== Segment start ==

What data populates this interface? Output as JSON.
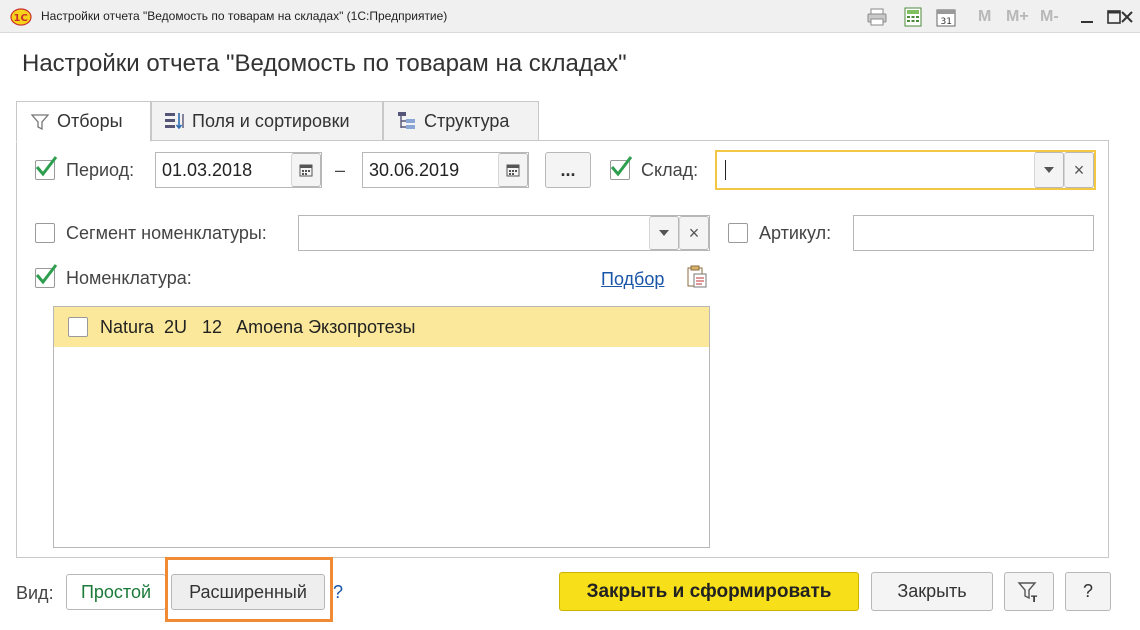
{
  "window": {
    "title": "Настройки отчета \"Ведомость по товарам на складах\"  (1С:Предприятие)",
    "logo_icon": "1c-logo-icon",
    "toolbar_icons": [
      "print-icon",
      "calculator-icon",
      "calendar-icon"
    ],
    "memory_buttons": [
      "M",
      "M+",
      "M-"
    ]
  },
  "heading": "Настройки отчета \"Ведомость по товарам на складах\"",
  "tabs": [
    {
      "label": "Отборы",
      "icon": "filter-icon",
      "active": true
    },
    {
      "label": "Поля и сортировки",
      "icon": "fields-sort-icon",
      "active": false
    },
    {
      "label": "Структура",
      "icon": "structure-icon",
      "active": false
    }
  ],
  "filters": {
    "period": {
      "label": "Период:",
      "checked": true,
      "from": "01.03.2018",
      "dash": "–",
      "to": "30.06.2019",
      "more_label": "..."
    },
    "warehouse": {
      "label": "Склад:",
      "checked": true,
      "value": "",
      "clear_glyph": "×"
    },
    "segment": {
      "label": "Сегмент номенклатуры:",
      "checked": false,
      "value": "",
      "clear_glyph": "×"
    },
    "article": {
      "label": "Артикул:",
      "checked": false,
      "value": ""
    },
    "nomenclature": {
      "label": "Номенклатура:",
      "checked": true,
      "pick_link": "Подбор",
      "items": [
        {
          "text": "Natura  2U   12   Amoena Экзопротезы",
          "checked": false,
          "selected": true
        }
      ]
    }
  },
  "footer": {
    "view_label": "Вид:",
    "simple": "Простой",
    "extended": "Расширенный",
    "help_q": "?",
    "close_and_build": "Закрыть и сформировать",
    "close": "Закрыть",
    "help": "?"
  },
  "colors": {
    "accent_yellow": "#f7e01a",
    "selected_row": "#fbe89a",
    "check_green": "#2e9e4f",
    "link_blue": "#1a56a8",
    "focus_border": "#f2c744",
    "highlight_orange": "#f08a35"
  }
}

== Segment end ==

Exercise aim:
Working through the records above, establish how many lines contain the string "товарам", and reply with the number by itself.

Answer area:
2